Tobacco Funds to Help Farmers Grow With Times
The millions of dollars expected to pour into Southern Maryland from the tobacco litigation settlement would be used to preserve agricultural land and help tobacco farmers shift to other crops, according to a plan drafted by political leaders and members
No program to compensate farmers for the tobacco they continue to produce is envisioned under the plan, though many tobacco farmers have advocated such a subsidy.
Maryland Gov. Parris N. Glendening (D) has agreed that Southern Maryland, home to most of the state's tobacco farmers, should receive 5 percent of the $4.6 billion the state expects to receive over 25 years under terms of the settlement with tobacco companies.
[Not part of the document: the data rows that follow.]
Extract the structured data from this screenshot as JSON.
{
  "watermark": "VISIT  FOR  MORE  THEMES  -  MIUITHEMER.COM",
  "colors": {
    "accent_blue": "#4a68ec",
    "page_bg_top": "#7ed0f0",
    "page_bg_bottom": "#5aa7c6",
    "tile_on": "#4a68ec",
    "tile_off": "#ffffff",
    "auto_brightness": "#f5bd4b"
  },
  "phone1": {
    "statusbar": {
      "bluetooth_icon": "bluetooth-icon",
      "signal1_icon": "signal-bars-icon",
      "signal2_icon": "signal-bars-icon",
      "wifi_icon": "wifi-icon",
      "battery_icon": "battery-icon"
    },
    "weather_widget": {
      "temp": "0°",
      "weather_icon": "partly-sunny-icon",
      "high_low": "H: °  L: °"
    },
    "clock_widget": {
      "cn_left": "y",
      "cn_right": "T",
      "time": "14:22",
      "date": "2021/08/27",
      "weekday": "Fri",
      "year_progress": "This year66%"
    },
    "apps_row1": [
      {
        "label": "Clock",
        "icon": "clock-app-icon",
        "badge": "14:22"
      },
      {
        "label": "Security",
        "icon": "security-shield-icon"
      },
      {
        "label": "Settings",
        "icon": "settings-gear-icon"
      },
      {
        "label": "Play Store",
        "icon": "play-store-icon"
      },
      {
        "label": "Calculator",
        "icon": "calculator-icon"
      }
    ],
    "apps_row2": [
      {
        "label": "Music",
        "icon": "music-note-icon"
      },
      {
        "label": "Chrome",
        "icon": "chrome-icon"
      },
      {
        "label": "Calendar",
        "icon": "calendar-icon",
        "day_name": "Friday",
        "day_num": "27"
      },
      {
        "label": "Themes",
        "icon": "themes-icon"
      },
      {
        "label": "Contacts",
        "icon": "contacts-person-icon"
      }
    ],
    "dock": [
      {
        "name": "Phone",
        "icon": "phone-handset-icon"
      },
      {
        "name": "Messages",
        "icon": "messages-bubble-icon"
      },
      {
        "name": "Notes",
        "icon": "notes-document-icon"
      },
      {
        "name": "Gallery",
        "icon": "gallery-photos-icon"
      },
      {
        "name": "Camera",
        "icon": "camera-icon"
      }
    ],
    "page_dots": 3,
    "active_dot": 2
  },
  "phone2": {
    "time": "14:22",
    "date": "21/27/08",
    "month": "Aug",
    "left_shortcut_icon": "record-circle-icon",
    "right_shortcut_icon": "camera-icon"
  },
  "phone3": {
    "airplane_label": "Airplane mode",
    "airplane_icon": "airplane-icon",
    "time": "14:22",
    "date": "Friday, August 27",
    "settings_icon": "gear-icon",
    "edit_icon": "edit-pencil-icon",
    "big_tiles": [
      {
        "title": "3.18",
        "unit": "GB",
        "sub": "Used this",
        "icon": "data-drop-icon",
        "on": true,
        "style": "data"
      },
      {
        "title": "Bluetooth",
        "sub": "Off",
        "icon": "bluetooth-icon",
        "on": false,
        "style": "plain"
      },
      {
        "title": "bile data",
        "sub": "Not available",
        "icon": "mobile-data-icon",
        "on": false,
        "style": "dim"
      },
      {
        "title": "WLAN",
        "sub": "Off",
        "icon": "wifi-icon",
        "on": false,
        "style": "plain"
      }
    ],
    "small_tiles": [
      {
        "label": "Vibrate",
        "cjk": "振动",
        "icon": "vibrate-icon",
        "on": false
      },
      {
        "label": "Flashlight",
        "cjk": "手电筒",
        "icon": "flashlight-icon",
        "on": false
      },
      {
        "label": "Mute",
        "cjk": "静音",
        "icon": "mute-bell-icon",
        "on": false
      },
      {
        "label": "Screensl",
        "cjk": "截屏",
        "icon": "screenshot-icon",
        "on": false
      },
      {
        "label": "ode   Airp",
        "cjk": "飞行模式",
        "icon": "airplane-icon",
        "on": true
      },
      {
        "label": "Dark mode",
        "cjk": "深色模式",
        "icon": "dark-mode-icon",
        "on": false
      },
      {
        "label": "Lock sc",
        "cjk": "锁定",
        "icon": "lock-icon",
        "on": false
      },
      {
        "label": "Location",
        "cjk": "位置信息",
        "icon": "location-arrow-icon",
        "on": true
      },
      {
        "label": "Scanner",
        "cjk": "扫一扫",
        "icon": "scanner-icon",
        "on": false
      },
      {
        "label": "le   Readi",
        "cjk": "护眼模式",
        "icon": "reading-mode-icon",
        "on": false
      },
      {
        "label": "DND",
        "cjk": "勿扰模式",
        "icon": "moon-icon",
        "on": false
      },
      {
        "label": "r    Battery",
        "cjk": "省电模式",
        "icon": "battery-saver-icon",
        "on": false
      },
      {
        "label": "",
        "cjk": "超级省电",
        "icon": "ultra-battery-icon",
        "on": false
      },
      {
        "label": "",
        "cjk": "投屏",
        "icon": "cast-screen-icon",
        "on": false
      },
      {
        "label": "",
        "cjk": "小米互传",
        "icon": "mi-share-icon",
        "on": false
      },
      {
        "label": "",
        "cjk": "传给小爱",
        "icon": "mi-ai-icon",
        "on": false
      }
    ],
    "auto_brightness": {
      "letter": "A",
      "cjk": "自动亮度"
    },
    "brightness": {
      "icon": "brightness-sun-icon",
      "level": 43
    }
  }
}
That will work out to $2.5 million in fiscal 2000, and $9 million to $12 million for each of the following 25 years, all channeled through the Tri-County Council for Southern Maryland.
The Tri-County Council, a regional planning agency, is now helping to draft an executive order to create a semi-independent commission that would oversee a host of endeavors, including an agricultural land preservation effort, genetic research, and transition and buyout programs.
The ultimate goal of the new commission would be to keep land in agricultural uses while phasing out tobacco production and finding alternative crops for the approximately 700 tobacco growers remaining in the state.